In the early 1600s, Johannes Kepler proposed three laws of planetary motion. Kepler was able to summarize the carefully collected data of his mentor - Tycho Brahe - with three statements that described the motion of planets in a sun-centered solar system. Kepler's efforts to explain the underlying reasons for such motions are no longer accepted; nonetheless, the actual laws themselves are still considered an accurate description of the motion of any planet and any satellite.
Kepler's three laws of planetary motion can be described as follows:
The path of the planets about the sun is elliptical in shape, with the center of the sun being located at one focus.
(The Law of Ellipses)
An imaginary line drawn from the center of the sun to the center of the planet will sweep out equal areas in equal intervals of time. (The Law of Equal Areas)
The ratio of the squares of the periods (sidereal periods of revolution) of any two planets is equal to the ratio of the cubes of their average distances from the sun. (The Law of Harmonies)

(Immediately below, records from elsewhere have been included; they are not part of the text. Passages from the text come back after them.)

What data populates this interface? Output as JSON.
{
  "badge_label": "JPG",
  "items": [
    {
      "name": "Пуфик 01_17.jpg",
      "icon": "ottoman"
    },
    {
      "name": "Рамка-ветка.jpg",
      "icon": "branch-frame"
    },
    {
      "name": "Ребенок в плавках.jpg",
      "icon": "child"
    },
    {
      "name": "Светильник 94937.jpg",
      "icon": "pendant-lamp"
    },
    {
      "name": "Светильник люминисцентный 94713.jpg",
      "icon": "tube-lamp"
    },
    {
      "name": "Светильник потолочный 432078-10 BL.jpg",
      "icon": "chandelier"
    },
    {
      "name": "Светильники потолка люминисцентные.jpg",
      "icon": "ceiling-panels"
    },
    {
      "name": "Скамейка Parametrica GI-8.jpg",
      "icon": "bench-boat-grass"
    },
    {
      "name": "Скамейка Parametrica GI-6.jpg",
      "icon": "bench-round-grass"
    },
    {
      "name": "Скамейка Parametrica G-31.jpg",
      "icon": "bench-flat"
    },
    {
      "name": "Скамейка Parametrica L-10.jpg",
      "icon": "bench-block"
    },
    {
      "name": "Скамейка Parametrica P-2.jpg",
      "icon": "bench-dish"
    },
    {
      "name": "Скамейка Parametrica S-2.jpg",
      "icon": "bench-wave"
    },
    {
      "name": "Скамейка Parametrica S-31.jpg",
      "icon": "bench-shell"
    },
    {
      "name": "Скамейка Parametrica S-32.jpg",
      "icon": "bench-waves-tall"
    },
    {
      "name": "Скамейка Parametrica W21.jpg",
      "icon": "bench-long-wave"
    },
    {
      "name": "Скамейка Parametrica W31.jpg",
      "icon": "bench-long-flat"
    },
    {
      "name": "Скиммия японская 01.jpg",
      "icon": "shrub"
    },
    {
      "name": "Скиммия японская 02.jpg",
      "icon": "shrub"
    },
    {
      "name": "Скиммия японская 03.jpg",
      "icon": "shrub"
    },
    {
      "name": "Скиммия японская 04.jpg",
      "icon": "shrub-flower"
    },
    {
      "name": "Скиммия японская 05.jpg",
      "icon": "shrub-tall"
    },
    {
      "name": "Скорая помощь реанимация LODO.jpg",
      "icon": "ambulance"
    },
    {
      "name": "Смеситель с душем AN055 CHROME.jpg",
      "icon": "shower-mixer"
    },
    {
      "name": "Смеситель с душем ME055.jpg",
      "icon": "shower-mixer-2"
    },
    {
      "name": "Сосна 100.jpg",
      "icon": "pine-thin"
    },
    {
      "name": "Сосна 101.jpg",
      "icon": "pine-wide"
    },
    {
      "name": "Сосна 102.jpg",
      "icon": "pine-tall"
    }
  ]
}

Knowledge of these laws, especially the second (the law of equal areas), proved crucial to Sir Isaac Newton in 1684–85, when he formulated his famous law of gravitation between Earth and the Moon and between the Sun and the planets, postulated by him to have validity for all objects anywhere in the universe.